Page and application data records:

......

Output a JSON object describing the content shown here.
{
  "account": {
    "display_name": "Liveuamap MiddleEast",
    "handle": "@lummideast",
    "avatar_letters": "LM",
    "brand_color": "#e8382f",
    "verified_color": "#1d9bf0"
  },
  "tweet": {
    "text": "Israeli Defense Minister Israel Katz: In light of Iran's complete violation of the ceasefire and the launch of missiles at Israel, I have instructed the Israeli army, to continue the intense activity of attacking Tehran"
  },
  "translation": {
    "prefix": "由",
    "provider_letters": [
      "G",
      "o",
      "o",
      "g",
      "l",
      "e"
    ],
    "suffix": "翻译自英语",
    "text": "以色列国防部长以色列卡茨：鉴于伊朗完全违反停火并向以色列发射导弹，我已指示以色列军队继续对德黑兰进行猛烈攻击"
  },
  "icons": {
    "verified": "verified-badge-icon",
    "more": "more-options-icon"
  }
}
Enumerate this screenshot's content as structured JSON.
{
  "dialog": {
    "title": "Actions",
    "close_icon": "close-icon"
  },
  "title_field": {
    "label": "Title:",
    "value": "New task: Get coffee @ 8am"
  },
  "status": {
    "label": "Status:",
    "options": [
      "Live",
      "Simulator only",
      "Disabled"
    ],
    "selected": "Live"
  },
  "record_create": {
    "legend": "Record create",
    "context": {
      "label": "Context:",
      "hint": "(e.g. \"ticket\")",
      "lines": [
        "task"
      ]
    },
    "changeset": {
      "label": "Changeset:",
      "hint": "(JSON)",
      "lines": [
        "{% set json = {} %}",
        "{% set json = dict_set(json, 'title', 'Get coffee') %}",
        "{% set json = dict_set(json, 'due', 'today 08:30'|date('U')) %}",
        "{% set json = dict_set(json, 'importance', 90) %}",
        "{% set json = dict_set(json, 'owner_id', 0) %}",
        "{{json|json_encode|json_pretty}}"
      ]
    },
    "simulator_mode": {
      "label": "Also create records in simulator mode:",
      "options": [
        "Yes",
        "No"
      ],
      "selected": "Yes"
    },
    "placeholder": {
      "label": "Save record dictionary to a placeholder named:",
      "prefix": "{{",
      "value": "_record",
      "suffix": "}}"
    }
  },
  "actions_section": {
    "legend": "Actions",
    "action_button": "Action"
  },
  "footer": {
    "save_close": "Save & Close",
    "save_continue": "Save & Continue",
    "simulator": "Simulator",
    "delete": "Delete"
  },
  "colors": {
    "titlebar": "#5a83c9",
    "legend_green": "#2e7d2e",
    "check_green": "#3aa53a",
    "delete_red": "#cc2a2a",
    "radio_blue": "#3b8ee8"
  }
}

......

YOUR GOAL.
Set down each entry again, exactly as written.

EXPECTED OUTPUT.
Output a JSON object describing the content shown here.
{
  "account": {
    "display_name": "Liveuamap MiddleEast",
    "handle": "@lummideast",
    "avatar_letters": "LM",
    "brand_color": "#e8382f",
    "verified_color": "#1d9bf0"
  },
  "tweet": {
    "text": "Israeli Defense Minister Israel Katz: In light of Iran's complete violation of the ceasefire and the launch of missiles at Israel, I have instructed the Israeli army, to continue the intense activity of attacking Tehran"
  },
  "translation": {
    "prefix": "由",
    "provider_letters": [
      "G",
      "o",
      "o",
      "g",
      "l",
      "e"
    ],
    "suffix": "翻译自英语",
    "text": "以色列国防部长以色列卡茨：鉴于伊朗完全违反停火并向以色列发射导弹，我已指示以色列军队继续对德黑兰进行猛烈攻击"
  },
  "icons": {
    "verified": "verified-badge-icon",
    "more": "more-options-icon"
  }
}
Enumerate this screenshot's content as structured JSON.
{
  "dialog": {
    "title": "Actions",
    "close_icon": "close-icon"
  },
  "title_field": {
    "label": "Title:",
    "value": "New task: Get coffee @ 8am"
  },
  "status": {
    "label": "Status:",
    "options": [
      "Live",
      "Simulator only",
      "Disabled"
    ],
    "selected": "Live"
  },
  "record_create": {
    "legend": "Record create",
    "context": {
      "label": "Context:",
      "hint": "(e.g. \"ticket\")",
      "lines": [
        "task"
      ]
    },
    "changeset": {
      "label": "Changeset:",
      "hint": "(JSON)",
      "lines": [
        "{% set json = {} %}",
        "{% set json = dict_set(json, 'title', 'Get coffee') %}",
        "{% set json = dict_set(json, 'due', 'today 08:30'|date('U')) %}",
        "{% set json = dict_set(json, 'importance', 90) %}",
        "{% set json = dict_set(json, 'owner_id', 0) %}",
        "{{json|json_encode|json_pretty}}"
      ]
    },
    "simulator_mode": {
      "label": "Also create records in simulator mode:",
      "options": [
        "Yes",
        "No"
      ],
      "selected": "Yes"
    },
    "placeholder": {
      "label": "Save record dictionary to a placeholder named:",
      "prefix": "{{",
      "value": "_record",
      "suffix": "}}"
    }
  },
  "actions_section": {
    "legend": "Actions",
    "action_button": "Action"
  },
  "footer": {
    "save_close": "Save & Close",
    "save_continue": "Save & Continue",
    "simulator": "Simulator",
    "delete": "Delete"
  },
  "colors": {
    "titlebar": "#5a83c9",
    "legend_green": "#2e7d2e",
    "check_green": "#3aa53a",
    "delete_red": "#cc2a2a",
    "radio_blue": "#3b8ee8"
  }
}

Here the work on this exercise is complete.